One such scene that received special attention during the war, and recently, was the Marye family house in Fredericksburg. When Union forces stormed Marye’s Heights on May 3, 1863, after Maj. Gen. Ambrose Burnside’s humiliating defeat there the previous December, the place drew photographers like a magnet.
Seminar attendees flocked there Oct. 11 to walk the same ground, seek out the wartime photographers’ camera positions and make their own then-and-now comparisons.
Atop the heights, they trod Willis Hill, Fredericksburg National Cemetery and the grounds around the mansion of John L. Marye Sr., the area’s delegate to the Virginia secession convention in 1861. Today, it’s known as Brompton, home of University of Mary Washington President Richard Hurley.
Many well-known photos of Brompton and its surroundings were recorded by Andrew J. Russell; James Gardner, brother of Washington-based photographer Alexander Gardner; and photographers with Mathew Brady & Co. Among the most widely published images is one of wounded Indian soldiers, sharpshooters with the 2nd Minnesota Regiment, lying in the shade beneath an oak tree. That ``witness’’ tree still stands beside Brompton, and is carefully tended by UMW groundskeepers.

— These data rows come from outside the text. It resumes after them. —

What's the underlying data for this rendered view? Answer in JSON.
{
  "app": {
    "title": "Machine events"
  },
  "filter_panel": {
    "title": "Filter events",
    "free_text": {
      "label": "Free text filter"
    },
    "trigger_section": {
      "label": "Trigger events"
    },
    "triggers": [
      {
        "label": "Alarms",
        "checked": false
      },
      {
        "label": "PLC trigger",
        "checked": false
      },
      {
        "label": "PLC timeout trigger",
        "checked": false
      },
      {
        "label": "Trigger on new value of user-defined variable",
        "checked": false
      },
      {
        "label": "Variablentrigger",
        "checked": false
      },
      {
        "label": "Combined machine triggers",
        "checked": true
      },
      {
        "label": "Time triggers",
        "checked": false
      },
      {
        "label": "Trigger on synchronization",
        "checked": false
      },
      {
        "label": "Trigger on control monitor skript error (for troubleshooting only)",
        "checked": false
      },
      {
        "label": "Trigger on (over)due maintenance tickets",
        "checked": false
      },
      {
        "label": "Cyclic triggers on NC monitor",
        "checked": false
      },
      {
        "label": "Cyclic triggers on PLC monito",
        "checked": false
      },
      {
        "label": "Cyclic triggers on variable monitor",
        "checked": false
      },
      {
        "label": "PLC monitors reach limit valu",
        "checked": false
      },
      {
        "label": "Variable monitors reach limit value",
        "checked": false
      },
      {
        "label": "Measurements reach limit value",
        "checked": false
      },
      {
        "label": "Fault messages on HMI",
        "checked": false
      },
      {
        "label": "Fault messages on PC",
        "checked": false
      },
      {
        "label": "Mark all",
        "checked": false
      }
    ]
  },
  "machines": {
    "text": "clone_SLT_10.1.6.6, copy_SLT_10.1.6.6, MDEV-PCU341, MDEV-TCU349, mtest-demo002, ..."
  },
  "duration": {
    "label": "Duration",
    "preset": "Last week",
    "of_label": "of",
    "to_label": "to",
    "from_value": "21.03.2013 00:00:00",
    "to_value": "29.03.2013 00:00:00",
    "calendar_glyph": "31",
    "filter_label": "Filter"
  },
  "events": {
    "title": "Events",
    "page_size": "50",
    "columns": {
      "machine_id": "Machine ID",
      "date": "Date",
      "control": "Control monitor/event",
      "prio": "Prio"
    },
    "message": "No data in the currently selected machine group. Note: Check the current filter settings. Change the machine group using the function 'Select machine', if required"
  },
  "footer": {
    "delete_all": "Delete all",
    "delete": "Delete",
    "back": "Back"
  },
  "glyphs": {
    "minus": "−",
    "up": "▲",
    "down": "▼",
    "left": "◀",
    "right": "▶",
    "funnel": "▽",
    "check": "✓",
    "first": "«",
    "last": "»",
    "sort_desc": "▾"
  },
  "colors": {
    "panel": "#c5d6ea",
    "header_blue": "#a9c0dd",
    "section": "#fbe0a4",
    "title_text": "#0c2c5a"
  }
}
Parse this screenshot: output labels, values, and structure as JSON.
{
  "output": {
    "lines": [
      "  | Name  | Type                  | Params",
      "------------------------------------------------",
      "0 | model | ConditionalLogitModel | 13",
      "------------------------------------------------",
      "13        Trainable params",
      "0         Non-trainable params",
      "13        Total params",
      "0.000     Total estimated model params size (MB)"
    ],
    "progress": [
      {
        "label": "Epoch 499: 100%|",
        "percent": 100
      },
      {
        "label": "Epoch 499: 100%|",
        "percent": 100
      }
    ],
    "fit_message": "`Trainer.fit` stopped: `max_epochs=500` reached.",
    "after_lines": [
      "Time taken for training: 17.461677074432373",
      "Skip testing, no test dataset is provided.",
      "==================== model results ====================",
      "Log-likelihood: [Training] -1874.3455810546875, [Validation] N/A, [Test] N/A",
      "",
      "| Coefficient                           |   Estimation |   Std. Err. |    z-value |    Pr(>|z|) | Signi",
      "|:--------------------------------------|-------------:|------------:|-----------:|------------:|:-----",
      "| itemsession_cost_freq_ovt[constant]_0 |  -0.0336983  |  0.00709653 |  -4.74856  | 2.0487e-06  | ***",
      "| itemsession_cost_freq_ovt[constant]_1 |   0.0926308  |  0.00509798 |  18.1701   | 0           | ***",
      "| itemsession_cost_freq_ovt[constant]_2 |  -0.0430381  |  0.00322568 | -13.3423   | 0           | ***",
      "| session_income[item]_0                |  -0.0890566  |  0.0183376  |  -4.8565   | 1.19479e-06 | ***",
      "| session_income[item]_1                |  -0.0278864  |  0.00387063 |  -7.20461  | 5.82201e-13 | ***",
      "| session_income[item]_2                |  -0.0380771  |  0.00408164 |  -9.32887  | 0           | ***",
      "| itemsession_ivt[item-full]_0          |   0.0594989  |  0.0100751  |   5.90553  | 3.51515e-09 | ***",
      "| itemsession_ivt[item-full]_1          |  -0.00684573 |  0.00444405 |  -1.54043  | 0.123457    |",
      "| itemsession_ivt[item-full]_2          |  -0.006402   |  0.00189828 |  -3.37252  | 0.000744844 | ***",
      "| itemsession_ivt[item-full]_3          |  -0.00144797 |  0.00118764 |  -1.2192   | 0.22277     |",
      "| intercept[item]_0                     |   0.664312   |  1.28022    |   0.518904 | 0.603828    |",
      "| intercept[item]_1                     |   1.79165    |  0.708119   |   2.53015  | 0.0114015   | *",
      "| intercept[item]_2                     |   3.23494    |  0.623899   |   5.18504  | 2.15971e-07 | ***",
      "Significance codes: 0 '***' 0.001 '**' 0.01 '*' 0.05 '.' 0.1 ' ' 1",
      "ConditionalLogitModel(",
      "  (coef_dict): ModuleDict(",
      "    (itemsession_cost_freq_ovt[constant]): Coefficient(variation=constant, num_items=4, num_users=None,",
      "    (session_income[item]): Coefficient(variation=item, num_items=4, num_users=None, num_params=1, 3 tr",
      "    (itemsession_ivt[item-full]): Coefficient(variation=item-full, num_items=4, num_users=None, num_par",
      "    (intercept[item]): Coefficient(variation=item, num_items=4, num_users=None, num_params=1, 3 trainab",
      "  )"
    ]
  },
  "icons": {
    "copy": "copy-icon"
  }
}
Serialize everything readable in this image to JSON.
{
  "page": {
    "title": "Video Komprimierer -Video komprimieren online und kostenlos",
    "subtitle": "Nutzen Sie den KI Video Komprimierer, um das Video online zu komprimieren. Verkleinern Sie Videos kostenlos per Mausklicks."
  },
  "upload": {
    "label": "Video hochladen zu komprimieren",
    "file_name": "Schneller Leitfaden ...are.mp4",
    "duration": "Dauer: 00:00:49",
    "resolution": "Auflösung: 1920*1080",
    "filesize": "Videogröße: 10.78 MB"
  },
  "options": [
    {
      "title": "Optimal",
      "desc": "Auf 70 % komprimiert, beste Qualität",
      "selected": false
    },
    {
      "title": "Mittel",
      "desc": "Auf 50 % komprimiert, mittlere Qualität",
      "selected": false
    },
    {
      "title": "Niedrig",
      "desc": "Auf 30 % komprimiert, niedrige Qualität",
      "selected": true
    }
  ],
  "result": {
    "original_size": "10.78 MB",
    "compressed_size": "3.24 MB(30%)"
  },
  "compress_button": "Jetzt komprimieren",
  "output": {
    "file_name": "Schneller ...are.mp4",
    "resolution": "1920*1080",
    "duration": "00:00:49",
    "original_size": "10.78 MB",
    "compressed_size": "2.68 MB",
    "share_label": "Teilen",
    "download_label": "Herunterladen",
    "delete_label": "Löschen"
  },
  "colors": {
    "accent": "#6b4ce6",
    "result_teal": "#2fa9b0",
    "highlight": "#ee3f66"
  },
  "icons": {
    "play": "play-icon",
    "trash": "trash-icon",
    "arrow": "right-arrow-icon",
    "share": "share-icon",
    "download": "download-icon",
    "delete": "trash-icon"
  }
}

Amid a light drizzle, CCWP members moved across the grounds to eye big enlargements of 3-D photos staked into the ground at the precise locations where the photographers stood. People could view those historic scenes, then look beyond them into the present, creating ``4-D’’ moments in which time is the fourth dimension.
``They are like windows in time,’’ Adelman said of the 3-D anaglyphs. ``Looking into them is magic.’’
Attendees also posed in front of Brompton for a group portrait by Rob Gibson, a wet-plate photographer with a popular studio in Gettysburg, Pennsylvania, then rushed to his developing apparatus to watch him process the glass plate in a chemical bath.
Moving down to the Sunken Road, they paused where Russell, a Union army photographer, planted his tripod to record one of the war’s most famous images _ of Confederate dead lying beside the road’s stone wall just minutes after U.S. troops breached those defenses and seized the ground.
``By any account, that is the most immediate photo taken during the war after a successful attack,’’ said Adelman, who is also the Civil War Trust’s director of history and education.
Inside the Fredericksburg Battlefield Visitor Center, attendees viewed a 3-D video of historic photos, created by CCWP imaging director John Richter, that just opened there.
The center’s members covered a lot of ground in their time here. Moving with dispatch that Confederate commander Thomas J. ``Stonewall’’ Jackson would have envied, the group visited the Fredericksburg, Chancellorsville, Wilderness, Spotsylvania Court House and North Anna battlefields in two days.
Collectively, the members, who delight in analyzing the smallest detail in Civil War photos to see what can be learned , have made many finds.
Local examples include determining that a famous in-the-trenches image of Union soldiers was taken near the Rappahannock River in Spotsylvania, not Petersburg, as had long been thought. They also identified the only known Confederate in a Russell image of Fredericksburg taken from Stafford; properly credited Russell with the Sunken Road photo, which some had attributed to Mathew Brady’s studio; and deduced where in Fredericksburg an evocative series of images of a Union burial party was taken after the Battle of the Wilderness.
The center also works with the Library of Congress to preserve and digitize wartime photographs.
Online: CCWP: www.civilwarphotography.org • 3D images: www.civilwar.org/photos/3d-photography-special